As a study published in Nature shows, the action must shift to rural areas now.
Rural obesity is driving the global obesity epidemic, posits a paper published in Nature. The study conducted by the NCD Risk Factor Collaboration challenge the popular belief that, with wealth concentration in urban areas, these are the major contributors to global obesity. The research, using Body Mass Index (BMI) data, bases its findings on reports that cover around 30 years of data (1985-2017). The BMI data covers nearly 112 million adults from 200 countries. The data reveals that the BMI levels rose by an average of 2.2 kg/m2 for men and 2 kg/m2 for women resulting in each person becoming 5-6 kg heavier. This rise has mainly been occured in the rural areas.

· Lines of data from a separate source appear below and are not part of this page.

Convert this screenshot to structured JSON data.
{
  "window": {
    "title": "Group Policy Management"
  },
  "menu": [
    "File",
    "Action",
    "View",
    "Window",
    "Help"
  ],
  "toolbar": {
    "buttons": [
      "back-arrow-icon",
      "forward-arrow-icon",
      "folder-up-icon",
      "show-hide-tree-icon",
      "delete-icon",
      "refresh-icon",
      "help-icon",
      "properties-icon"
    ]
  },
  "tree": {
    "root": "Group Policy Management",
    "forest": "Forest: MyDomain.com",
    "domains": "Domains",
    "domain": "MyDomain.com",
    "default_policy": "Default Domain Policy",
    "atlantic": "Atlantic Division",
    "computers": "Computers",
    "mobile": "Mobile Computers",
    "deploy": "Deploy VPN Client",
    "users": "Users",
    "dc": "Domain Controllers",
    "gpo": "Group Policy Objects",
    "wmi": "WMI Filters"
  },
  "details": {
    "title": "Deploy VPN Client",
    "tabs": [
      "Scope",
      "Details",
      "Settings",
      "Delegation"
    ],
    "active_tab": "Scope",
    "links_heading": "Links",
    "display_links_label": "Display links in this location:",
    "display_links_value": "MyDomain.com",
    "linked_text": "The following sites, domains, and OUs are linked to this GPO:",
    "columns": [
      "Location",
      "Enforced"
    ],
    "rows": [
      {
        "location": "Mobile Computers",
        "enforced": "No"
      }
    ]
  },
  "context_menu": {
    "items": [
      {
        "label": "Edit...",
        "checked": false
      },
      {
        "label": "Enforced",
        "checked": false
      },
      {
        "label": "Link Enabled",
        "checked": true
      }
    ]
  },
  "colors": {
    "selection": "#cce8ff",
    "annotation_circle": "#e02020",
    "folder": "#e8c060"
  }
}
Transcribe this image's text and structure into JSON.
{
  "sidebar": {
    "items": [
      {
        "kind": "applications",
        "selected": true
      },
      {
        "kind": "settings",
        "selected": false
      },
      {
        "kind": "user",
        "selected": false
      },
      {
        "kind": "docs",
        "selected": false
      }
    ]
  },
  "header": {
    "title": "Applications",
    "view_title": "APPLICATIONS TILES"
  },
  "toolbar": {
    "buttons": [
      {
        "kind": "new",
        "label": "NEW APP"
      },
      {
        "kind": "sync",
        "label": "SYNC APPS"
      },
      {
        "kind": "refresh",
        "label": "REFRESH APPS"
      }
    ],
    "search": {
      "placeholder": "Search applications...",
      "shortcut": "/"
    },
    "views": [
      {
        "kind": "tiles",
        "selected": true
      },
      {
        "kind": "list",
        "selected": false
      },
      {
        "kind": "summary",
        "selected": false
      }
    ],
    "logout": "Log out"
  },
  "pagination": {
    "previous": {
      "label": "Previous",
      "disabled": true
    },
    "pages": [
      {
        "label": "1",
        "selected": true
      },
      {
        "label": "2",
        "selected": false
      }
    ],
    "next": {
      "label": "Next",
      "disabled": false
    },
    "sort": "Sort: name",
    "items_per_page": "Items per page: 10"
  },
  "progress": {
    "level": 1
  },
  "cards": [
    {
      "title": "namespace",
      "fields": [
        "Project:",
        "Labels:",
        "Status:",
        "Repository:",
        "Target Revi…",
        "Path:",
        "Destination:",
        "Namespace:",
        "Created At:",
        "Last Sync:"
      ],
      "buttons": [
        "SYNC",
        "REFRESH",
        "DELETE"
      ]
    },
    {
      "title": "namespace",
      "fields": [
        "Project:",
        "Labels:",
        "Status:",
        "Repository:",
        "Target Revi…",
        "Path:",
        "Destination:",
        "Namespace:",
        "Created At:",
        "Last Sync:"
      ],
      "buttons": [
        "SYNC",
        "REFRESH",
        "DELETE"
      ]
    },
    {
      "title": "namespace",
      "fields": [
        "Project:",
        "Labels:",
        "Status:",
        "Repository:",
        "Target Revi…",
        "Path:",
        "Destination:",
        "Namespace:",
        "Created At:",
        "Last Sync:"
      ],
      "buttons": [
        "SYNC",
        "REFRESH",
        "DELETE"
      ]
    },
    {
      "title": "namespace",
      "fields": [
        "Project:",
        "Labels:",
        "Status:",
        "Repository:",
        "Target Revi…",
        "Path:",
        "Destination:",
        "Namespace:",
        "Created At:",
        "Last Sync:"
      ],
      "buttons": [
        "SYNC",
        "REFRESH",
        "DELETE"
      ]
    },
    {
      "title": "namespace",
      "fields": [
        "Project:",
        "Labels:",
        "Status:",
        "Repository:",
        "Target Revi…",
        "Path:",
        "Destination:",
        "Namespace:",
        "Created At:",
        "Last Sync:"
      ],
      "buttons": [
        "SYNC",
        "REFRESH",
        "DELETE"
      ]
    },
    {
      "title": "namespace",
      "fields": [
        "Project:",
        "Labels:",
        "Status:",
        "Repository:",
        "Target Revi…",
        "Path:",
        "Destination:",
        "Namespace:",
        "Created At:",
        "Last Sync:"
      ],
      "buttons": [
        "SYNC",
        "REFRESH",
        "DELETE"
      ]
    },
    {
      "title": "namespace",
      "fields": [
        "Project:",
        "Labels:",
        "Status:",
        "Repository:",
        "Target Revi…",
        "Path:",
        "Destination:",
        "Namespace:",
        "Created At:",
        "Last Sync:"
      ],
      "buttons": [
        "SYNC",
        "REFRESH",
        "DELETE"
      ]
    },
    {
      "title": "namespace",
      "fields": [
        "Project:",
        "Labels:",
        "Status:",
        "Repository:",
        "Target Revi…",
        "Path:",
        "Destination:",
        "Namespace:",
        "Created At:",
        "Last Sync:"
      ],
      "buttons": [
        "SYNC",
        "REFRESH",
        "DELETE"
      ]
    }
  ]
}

The report shows that the BMI in higher income countries’ rural areas was always high as compared to the urban areas. However, while the rural areas in low-and middle-income countries usually had it low, over the last 30 years, it has increased tremendously. The report states that this increase has been due to higher incomes, availability of transport and a general transition from labour-intensive work like agriculture to other forms of work. Even in agriculture, mechanisation has subsitituted human labour use. All these factors and the spread of MNCs producing processed, low-nutritional value snacks have contributed to rising obesity. In India, the average BMI for women went up by 2.4 kg/m2 (to 22.1 kg/m2) in 2017 from 19.7 kg/m2 in 1985. Average rise in BMI for rural men was 2.6 kg/m2, and for women 2.5 kg/m2. The research shows that health interventions in rural areas need to also consider obesity as a major issue; this can be tamed if a campaign against poor-quality, low nutritional value diets are made a part of the plant to fight malnourishment. Also, public health professionals need to ensure that children in rural areas, have access to and awareness of high-quality nutrition as household incomes go up and lifestyles changes begin to occur.